Background for Teachers
The following lessons are meant to give students opportunities to use reading strategies such as visualization to predict before visiting the website, activate prior knowledge, to become familiar with text features and to set a purpose for learning about Menasha and its changes over time.

Activity 1--- KWL Graphic Organizer


KWL graphic organizer drawn on chart paper or overhead in the classroom

KWL graphic organizers for each student, pencils

KWL graphic organizer


Completing a KWL graphic organizer before reading non-fiction text helps students draw on their prior knowledge, ask questions before they read and take responsibility for their learning. Therefore the teacher and students should complete a KWL chart before learning about their community, Menasha, and its changes over time.

  1. Draw a KWL graphic organizer on chart paper or on the overhead. Title the graphic organizer "Menasha”.
  2. Ask students: What does the “K” stand for in KWL? Answer is ‘what they already know about the topic'.
  3. Ask students: What does the “W” stand for in KWL? Answer is ‘what they want to learn about a topic'.
  4. Ask students: What does the “L” stand for in KWL? Answer is ‘what they have learned about the topic when they have finished the lessons'.

Model the Process

Using the graphic organizer drawn on the chart paper or overhead the teacher lists an item or two of knowledge about Menasha in the “K” of the KWL. For example, Menasha is a city in Wisconsin , people live in Menasha, people work here, or there are parks for families to enjoy in Menasha. The teacher then lists a couple questions of desired learning in the “W” of the KWL. For example, why do people live in Menasha, how has Menasha changed from the past to present?

Guided Practice

Ask students what they know about Menasha and write a few responses in the “K” of the KWL. Ask students what they want to know about Menasha and write a few questions in the “W” of the KWL.

Independent Practice
Give the students each a KWL graphic organizer and ask students to write in a few items of knowledge in the “K” of the KWL and a few questions they have about Menasha in the “W” of the KWL.

Share Time
After a sufficient amount of time ask students to share some of their knowledge and questions from their KWL graphic organizers. Students who have difficulty can work with a partner, teacher or copy some of the ideas from the whole class chart.
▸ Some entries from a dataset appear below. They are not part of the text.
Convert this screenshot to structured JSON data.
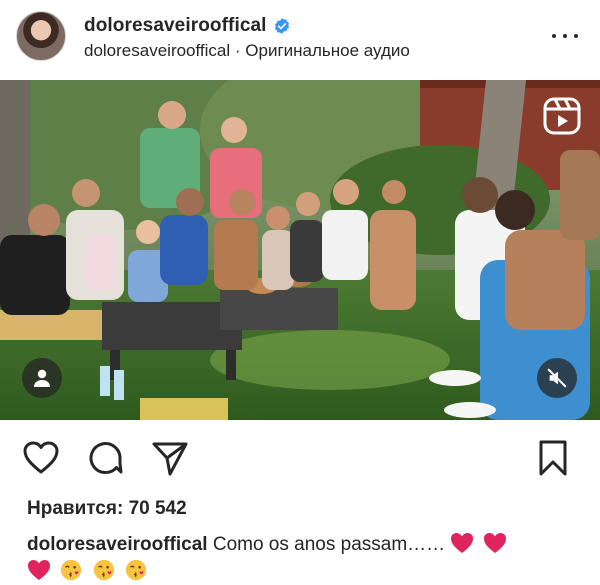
{
  "post": {
    "username": "doloresaveirooffical",
    "audio_line": "doloresaveirooffical · Оригинальное аудио",
    "likes_label": "Нравится:",
    "likes_count": "70 542",
    "caption_user": "doloresaveirooffical",
    "caption_text": "Como os anos passam……"
  },
  "icons": {
    "verified": "verified-badge-icon",
    "more": "more-options-icon",
    "reels": "reels-icon",
    "tag": "tagged-people-icon",
    "mute": "sound-off-icon",
    "like": "heart-icon",
    "comment": "comment-icon",
    "share": "send-icon",
    "save": "bookmark-icon",
    "caption_emojis": [
      "red-heart-emoji",
      "red-heart-emoji",
      "red-heart-emoji",
      "kissing-face-emoji",
      "kissing-face-emoji",
      "kissing-face-emoji"
    ]
  },
  "colors": {
    "verified_blue": "#3897f0",
    "text": "#262626",
    "heart_red": "#e0245e"
  }
}
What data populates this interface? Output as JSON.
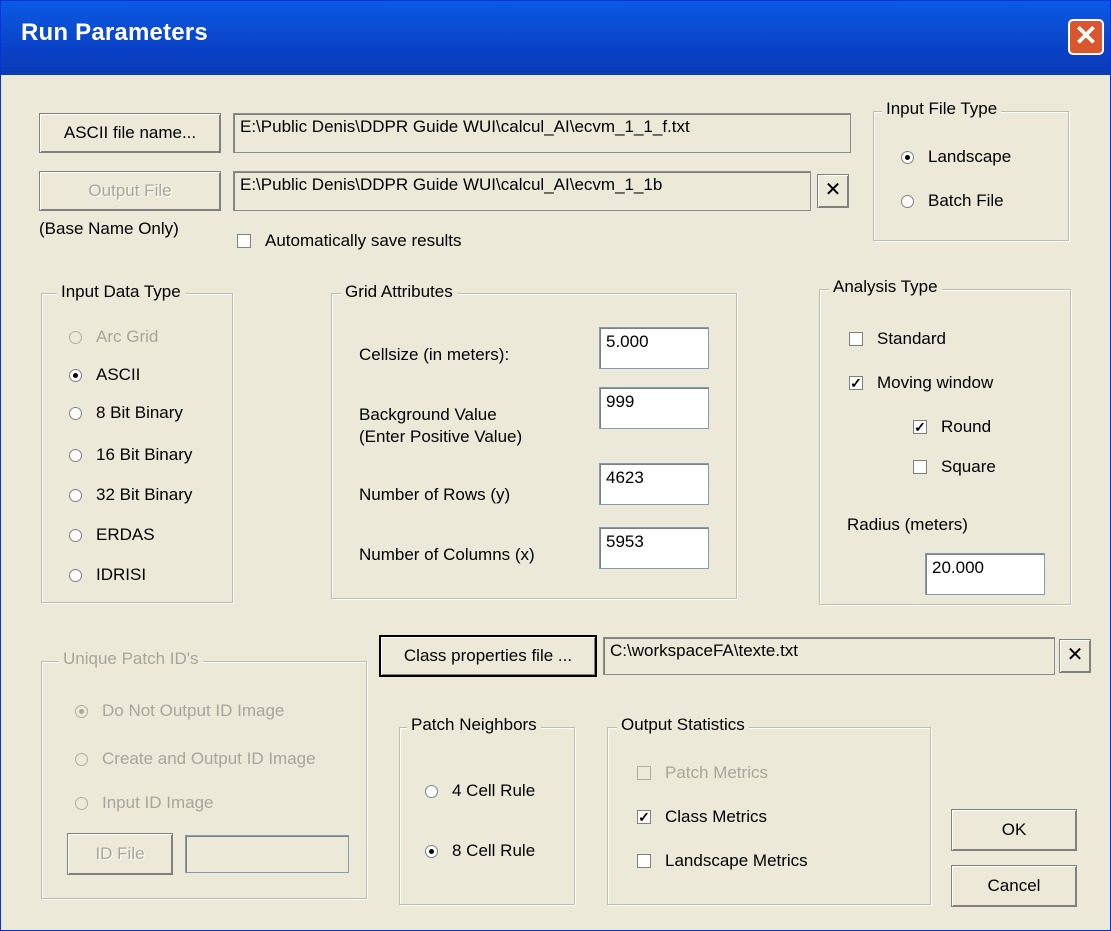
{
  "window": {
    "title": "Run Parameters",
    "close_glyph": "✕"
  },
  "files": {
    "ascii_button": "ASCII file name...",
    "ascii_path": "E:\\Public Denis\\DDPR Guide WUI\\calcul_AI\\ecvm_1_1_f.txt",
    "output_button": "Output File",
    "output_path": "E:\\Public Denis\\DDPR Guide WUI\\calcul_AI\\ecvm_1_1b",
    "output_clear": "✕",
    "base_name_note": "(Base Name Only)",
    "auto_save_label": "Automatically save results",
    "auto_save_checked": false
  },
  "input_file_type": {
    "title": "Input File Type",
    "options": [
      "Landscape",
      "Batch File"
    ],
    "selected": "Landscape"
  },
  "input_data_type": {
    "title": "Input Data Type",
    "options": [
      "Arc Grid",
      "ASCII",
      "8 Bit Binary",
      "16 Bit Binary",
      "32 Bit Binary",
      "ERDAS",
      "IDRISI"
    ],
    "selected": "ASCII"
  },
  "grid_attributes": {
    "title": "Grid Attributes",
    "cellsize_label": "Cellsize (in meters):",
    "cellsize_value": "5.000",
    "background_label_1": "Background Value",
    "background_label_2": "(Enter Positive Value)",
    "background_value": "999",
    "rows_label": "Number of Rows (y)",
    "rows_value": "4623",
    "cols_label": "Number of Columns (x)",
    "cols_value": "5953"
  },
  "analysis_type": {
    "title": "Analysis Type",
    "standard_label": "Standard",
    "standard_checked": false,
    "moving_label": "Moving window",
    "moving_checked": true,
    "round_label": "Round",
    "round_checked": true,
    "square_label": "Square",
    "square_checked": false,
    "radius_label": "Radius (meters)",
    "radius_value": "20.000"
  },
  "class_props": {
    "button": "Class properties file ...",
    "path": "C:\\workspaceFA\\texte.txt",
    "clear": "✕"
  },
  "unique_patch": {
    "title": "Unique Patch ID's",
    "options": [
      "Do Not Output ID Image",
      "Create and Output ID Image",
      "Input ID Image"
    ],
    "selected": "Do Not Output ID Image",
    "id_file_button": "ID File",
    "id_file_value": ""
  },
  "patch_neighbors": {
    "title": "Patch Neighbors",
    "options": [
      "4 Cell Rule",
      "8 Cell Rule"
    ],
    "selected": "8 Cell Rule"
  },
  "output_statistics": {
    "title": "Output Statistics",
    "patch_label": "Patch Metrics",
    "patch_checked": false,
    "class_label": "Class Metrics",
    "class_checked": true,
    "landscape_label": "Landscape Metrics",
    "landscape_checked": false
  },
  "actions": {
    "ok": "OK",
    "cancel": "Cancel"
  },
  "colors": {
    "title_bar": "#0a4fd6",
    "dialog_bg": "#ece9d8",
    "close_button": "#d9562e",
    "disabled_text": "#a8a69a"
  }
}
When the units are completed, teacher and students should complete the chart with new information learned about Menasha.


Activity 2--- Text Features


Non-fiction book and magazines

Menasha History: Change over Time website on computer projector

Lab computers for students

Post-it notes



Identifying and understanding text features in non-fiction material (books and magazines) will enhance the identification and understanding of text features on the Menasha History on-line web site. Participating in a text walk will support the success of students' understanding as they maneuver through the site.

Review text features in books or magazines.

•  Do a picture walk of a non-fiction text (magazine or book).

•  Point out text features in the sample texts such as headings, subheadings, charts, photographs, drawings and captions under pictures, glossary or index.

•  Explain to students that these text features are ‘gifts' authors give the readers to help them understand the text.

•  Have students with partners or independently do a picture walk to find similar text features in new non-fiction texts (different than the teacher samples).

•  Gather students to share the text features discovered on their picture walks.

Model the Process

In the computer lab, log in to the site. Teacher should use the computer projector with students watching as the teacher models. Click on the unit “Main Street Through the Years .” Point out the text features such as the title Menasha History: Change Over Time and the subtitle, “Main Street Through the Years”. Click on the overview maps and the interactive maps to show the dates: 1884, 1900 and 1913. Explain that the bird moves from year to year in this unit and that they should watch for the blue-jay (the mascot for Menasha High School ) as they travel through the units. Also note to the students the caption from the police officer, Officer Mustache. Place cursor over the 1884 map and show students that a hand appears. Click the hand and show students that this allows them to enlarge maps and view map keys. Explain to students that being familiar with text features from the site will help them understand the information, be more confident navigating through the site and ensure success when completing the activities in each unit.

Guided Practice

Ask students to type in the Menasha History: Change Over Time website address. Open the site by clicking ‘Go' and have them book mark it in ‘favorites' to save the address for future lessons. Ask students to text walk just the unit “Main Street Through the Years” as the teacher modeled to discover the text features of the unit for practice.

Independent Practice

Students should use post-it notes to keep track of text features found on other units in this site. It will be helpful for class sharing later if they write the unit name and example of the text feature that they discovered. Encourage students to continue searching for text features through the units. Before share time begins each student should have at least one unit name and 2 or 3 examples of text features written on their post-it notes. Some students may have time to list more than one unit and may have listed many examples of text features on post-it notes.

Share Time

Students will take turns sharing a unit and example of the text features written on their post-it notes with the class. While one student shares, the other students may go to the unit mentioned as the sharing student shares the text features. Ask if others found the same text features in that unit or different text features. Students continue sharing in this manner until all students have a turn or as time allows.



Author: Kathleen Sendek, Geegan Elementary

May, 2007